▸ **Assigned task**:
Scan the entries below and extract each line with the word "Monthly" in it.

━━━━━ Input data ━━━━━

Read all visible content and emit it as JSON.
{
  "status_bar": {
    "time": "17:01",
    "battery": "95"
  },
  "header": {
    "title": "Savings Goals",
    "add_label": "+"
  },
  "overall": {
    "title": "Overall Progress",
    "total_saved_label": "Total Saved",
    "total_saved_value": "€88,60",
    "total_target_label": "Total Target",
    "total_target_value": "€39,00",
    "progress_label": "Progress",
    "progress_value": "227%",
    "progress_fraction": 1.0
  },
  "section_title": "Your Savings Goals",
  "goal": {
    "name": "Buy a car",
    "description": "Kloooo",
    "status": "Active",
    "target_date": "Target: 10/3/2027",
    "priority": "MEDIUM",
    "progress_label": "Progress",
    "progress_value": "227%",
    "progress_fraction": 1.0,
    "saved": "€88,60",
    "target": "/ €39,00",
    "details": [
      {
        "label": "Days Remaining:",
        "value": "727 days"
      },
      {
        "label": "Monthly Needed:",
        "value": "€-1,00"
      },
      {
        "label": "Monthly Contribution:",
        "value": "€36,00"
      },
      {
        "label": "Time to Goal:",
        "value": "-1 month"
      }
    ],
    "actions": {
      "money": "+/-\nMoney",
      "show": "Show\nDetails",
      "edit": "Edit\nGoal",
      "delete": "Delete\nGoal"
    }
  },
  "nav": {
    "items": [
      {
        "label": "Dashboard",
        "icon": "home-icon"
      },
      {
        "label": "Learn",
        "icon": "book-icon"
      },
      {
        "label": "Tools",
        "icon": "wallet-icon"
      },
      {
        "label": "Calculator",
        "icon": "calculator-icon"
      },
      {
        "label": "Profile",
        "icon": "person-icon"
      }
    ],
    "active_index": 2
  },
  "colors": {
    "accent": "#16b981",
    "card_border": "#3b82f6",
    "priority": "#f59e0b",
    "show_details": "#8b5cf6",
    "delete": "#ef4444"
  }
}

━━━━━

▸ **Exercise response**:
        "label": "Monthly Needed:",
        "label": "Monthly Contribution:",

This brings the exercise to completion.